A S S O C I A T I O N   OF   U N D E R W A T E R   E X P L O R E R S  

Date: Mon, 16 May 2005

AUE Weekend Trip Report, May 14-15 Mayport
Identification of the "Razor Wreck" as the steamer PECONIC

When one of my friends mentioned that he was planning on visiting Florida for a little vacation and wanted to do some diving, I knew I had my work cut out for me.  Knowing he was a wreck connoisseur, I naturally thought he might enjoy a nice dive on the USS SPIEGEL GROVE or the USCGC DUANE.  I was a bit taken aback at the violent nature of his negative response, so I hastily decided on a Plan B.  I mentioned that I knew about this little wreck off NE Florida that he might take a fancy to.  He had heard claims of virgin wrecks before, so naturally he was skeptical upon hearing the few details I knew about the site.  Fortunately he decided to humor me, and we found ourselves onboard the MISS DAISY to the unknown shipwreck known locally as the "Razor Wreck."

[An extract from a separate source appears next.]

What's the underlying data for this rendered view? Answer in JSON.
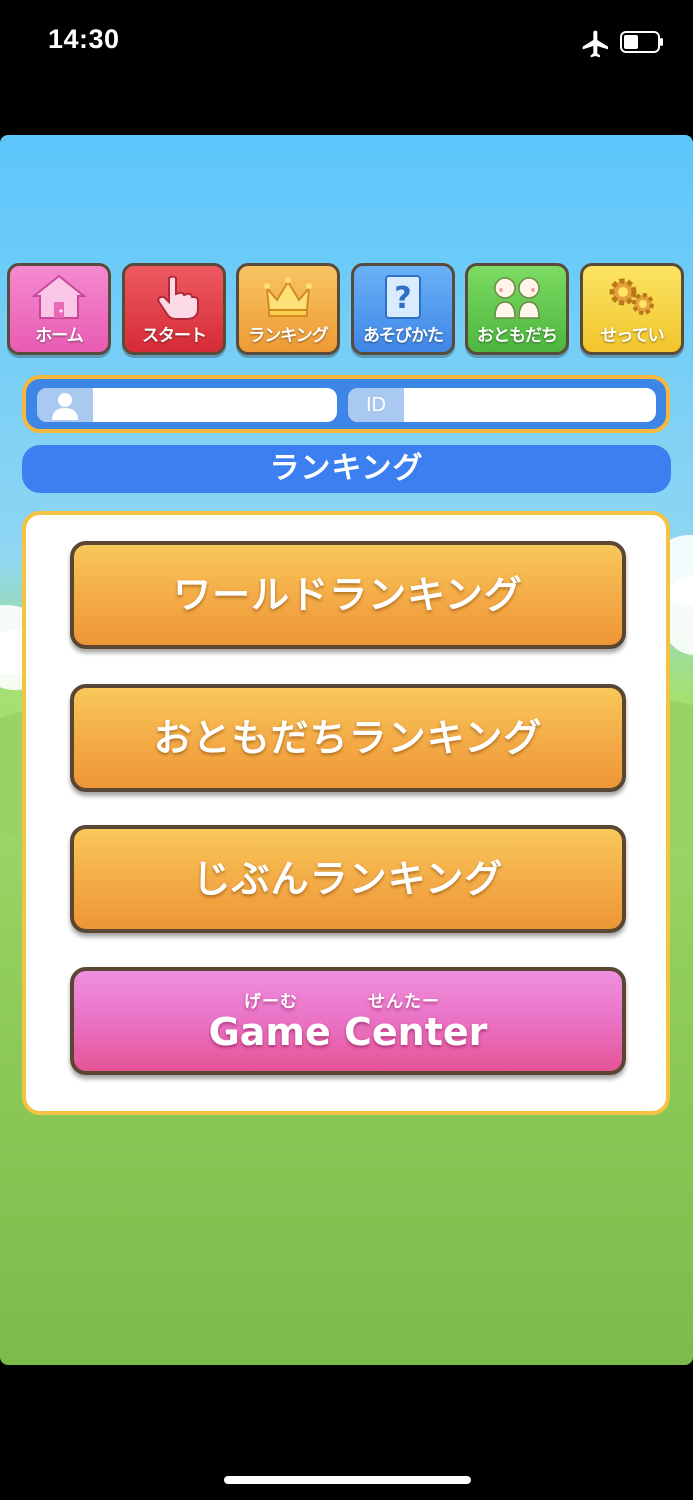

In actuality, I had heard about this wreck from some local spearfishermen, and, based on the information at hand, I felt confident that it held great promise.  After gathering the scant details I could about the wreck, which basically amounted to the fact it was fairly large, was a steamer, and there was an abundance of coal on and around the site, I hit my files.  I soon came across a wreck that was highly suspect -- the SS PECONIC.  The PECONIC, a 270-foot long English steamer, was built in 1881.  In August 1905, while carrying a cargo of coal, she encountered a violent storm off the eastern seaboard.  Fearing she was too close to the coast, she attempted to turn seaward but was slammed by a monstrous wave.  She was quickly consumed by the sea, with only two crew making it off the ship before she rolled over and slipped beneath the surface.  The two survivors reached shore in a lifeboat the next morning, landing on Amelia Island.

I had been trying to get out to this wreck for over a year, but grew despondent after numerous cancellations due to foul weather.  Finally, our patience was rewarded on a beautiful May weekend. 

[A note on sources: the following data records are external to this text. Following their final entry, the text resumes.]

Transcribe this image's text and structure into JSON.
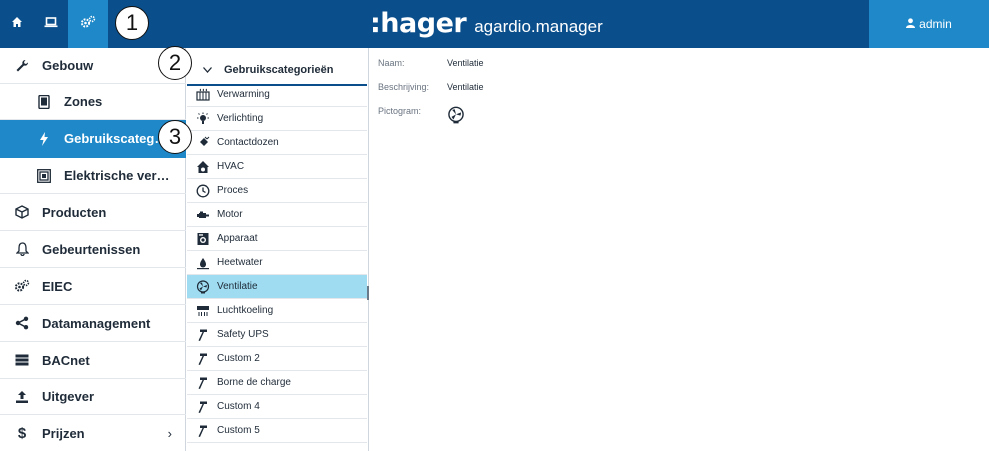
{
  "topbar": {
    "tabs": [
      {
        "icon": "home-icon"
      },
      {
        "icon": "laptop-icon"
      },
      {
        "icon": "cogs-icon"
      }
    ],
    "brand": {
      "logo": ":hager",
      "product": "agardio.manager"
    },
    "user": {
      "icon": "user-icon",
      "name": "admin"
    },
    "colors": {
      "bar": "#0a4f8c",
      "accent": "#1e88c8",
      "selected_row": "#9fdcf2"
    }
  },
  "leftnav": {
    "items": [
      {
        "label": "Gebouw",
        "icon": "wrench-icon"
      },
      {
        "label": "Zones",
        "icon": "tablet-icon"
      },
      {
        "label": "Gebruikscateg…",
        "icon": "bolt-icon",
        "active": true
      },
      {
        "label": "Elektrische ver…",
        "icon": "panel-icon"
      },
      {
        "label": "Producten",
        "icon": "cube-icon"
      },
      {
        "label": "Gebeurtenissen",
        "icon": "bell-icon"
      },
      {
        "label": "EIEC",
        "icon": "cogs-icon"
      },
      {
        "label": "Datamanagement",
        "icon": "share-icon"
      },
      {
        "label": "BACnet",
        "icon": "server-icon"
      },
      {
        "label": "Uitgever",
        "icon": "upload-icon"
      },
      {
        "label": "Prijzen",
        "icon": "dollar-icon",
        "chevron": "›"
      }
    ]
  },
  "categories": {
    "header": "Gebruikscategorieën",
    "items": [
      {
        "label": "Verwarming",
        "icon": "radiator-icon"
      },
      {
        "label": "Verlichting",
        "icon": "bulb-icon"
      },
      {
        "label": "Contactdozen",
        "icon": "plug-icon"
      },
      {
        "label": "HVAC",
        "icon": "house-icon"
      },
      {
        "label": "Proces",
        "icon": "clock-icon"
      },
      {
        "label": "Motor",
        "icon": "motor-icon"
      },
      {
        "label": "Apparaat",
        "icon": "appliance-icon"
      },
      {
        "label": "Heetwater",
        "icon": "drop-icon"
      },
      {
        "label": "Ventilatie",
        "icon": "fan-icon",
        "selected": true
      },
      {
        "label": "Luchtkoeling",
        "icon": "aircon-icon"
      },
      {
        "label": "Safety UPS",
        "icon": "hammer-icon"
      },
      {
        "label": "Custom 2",
        "icon": "hammer-icon"
      },
      {
        "label": "Borne de charge",
        "icon": "hammer-icon"
      },
      {
        "label": "Custom 4",
        "icon": "hammer-icon"
      },
      {
        "label": "Custom 5",
        "icon": "hammer-icon"
      }
    ]
  },
  "details": {
    "name_label": "Naam:",
    "name_value": "Ventilatie",
    "description_label": "Beschrijving:",
    "description_value": "Ventilatie",
    "pictogram_label": "Pictogram:",
    "pictogram_icon": "fan-icon"
  },
  "callouts": [
    "1",
    "2",
    "3"
  ]
}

Reaching the site, I grew a little worried when I saw the depth on the bottom sounder.  Fearing for my friend's safety, I discussed the logistics of this highly technical dive with the team.  Since he was from up north, and probably unaccustomed to all the perils that our waters possessed, I made sure he was not hesitant in following me into the Atlantic.  While I saw a little trepidation in his eyes, after a quick self-affirmation he declared that he was up to the challenge.  Being the southern gentleman that I am, I encouraged my Yankee friend with his newfound bravery to partake of the cool Atlantic before me.  I still needed to prepare my camera, and felt that the interval would allow him sufficient time to travel the staggering distance to the bottom, recover from the vigorous workout, and deal with his inner fears of dangerous sea monsters. 

Gearing up, he splashed into the frigid 71-degree water and began his long descent down to the shipwreck 70 feet below the safety and comfort of our dive boat.  He would soon find himself in an alien world, diving on a wreck unlike any he had visited before.  I followed down approximately 10 minutes later, confident that I would find my friend frozen on the bottom with a death grip on the anchor line -- our lifeline to the surface...   

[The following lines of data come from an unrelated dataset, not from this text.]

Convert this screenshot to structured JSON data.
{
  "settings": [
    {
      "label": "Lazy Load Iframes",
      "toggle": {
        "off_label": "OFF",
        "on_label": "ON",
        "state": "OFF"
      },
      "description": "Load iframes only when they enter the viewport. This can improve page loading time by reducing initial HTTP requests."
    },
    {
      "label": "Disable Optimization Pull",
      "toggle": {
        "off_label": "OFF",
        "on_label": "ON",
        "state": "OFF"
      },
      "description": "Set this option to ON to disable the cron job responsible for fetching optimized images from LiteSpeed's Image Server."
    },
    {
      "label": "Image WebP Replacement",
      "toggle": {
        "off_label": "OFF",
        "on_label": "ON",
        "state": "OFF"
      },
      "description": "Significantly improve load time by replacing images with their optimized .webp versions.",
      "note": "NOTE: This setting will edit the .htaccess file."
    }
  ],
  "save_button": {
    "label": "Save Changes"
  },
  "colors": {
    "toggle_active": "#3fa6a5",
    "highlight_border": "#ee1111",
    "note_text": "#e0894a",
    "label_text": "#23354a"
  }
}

When I reached the bottom, I saw this:

Wow!  It appears my encouragement had allayed my friend's insecurities, as I spied him darting about the wreck in glee.  As he and his wife approached the anchor with their second telegraph, I enthusiastically pointed out that he was my "number one" buddy with a friendly salute.  Unaccustomed to seeing such pristine wrecks off his stomping grounds of New Jersey, it was almost as if he didn't know where to swim next.  He was as giddy as a young school girl on an Easter egg hunt!

Okay, that's enough bullshit.  I have to go pack as we are headed back out to dive ANOTHER virgin wreck somewhere off Florida in a couple days!  But here are a couple more teaser pictures to savor below.  Don't worry, I have saved the really good ones for an article in an upcoming issue of WRECK DIVING MAGAZINE...


We found the main bridge helm stand pinned under a hull plate directly under the anchor chain.   Note the chisel in the sand to the left of the picture; it had dropped out of my goody bag that I slid down the anchor line.  I had realized that my chisel was missing later in the dive but remembered seeing it when I took the above picture, so I returned to find it.  Not seeing it lying on the surface, I fanned around looking for it.  Evidently, someone had picked it up, so I didn't find it. However, I did find something else...


What is that under the sand??

 
Oh, it's just the flying bridge telegraph.


The wreck was alive with marine life:  mola molas, dolphins, cobia, grouper, spadefish, sharks, and, at right, this sea turtle staggered up behind my friend when he was working on the main bridge telegraph.  What more could you ask for on a wreck diving adventure?!?!

 
Boating two heavy brass helms on a 27-foot boat is an interesting endeavor, and a nice little workout!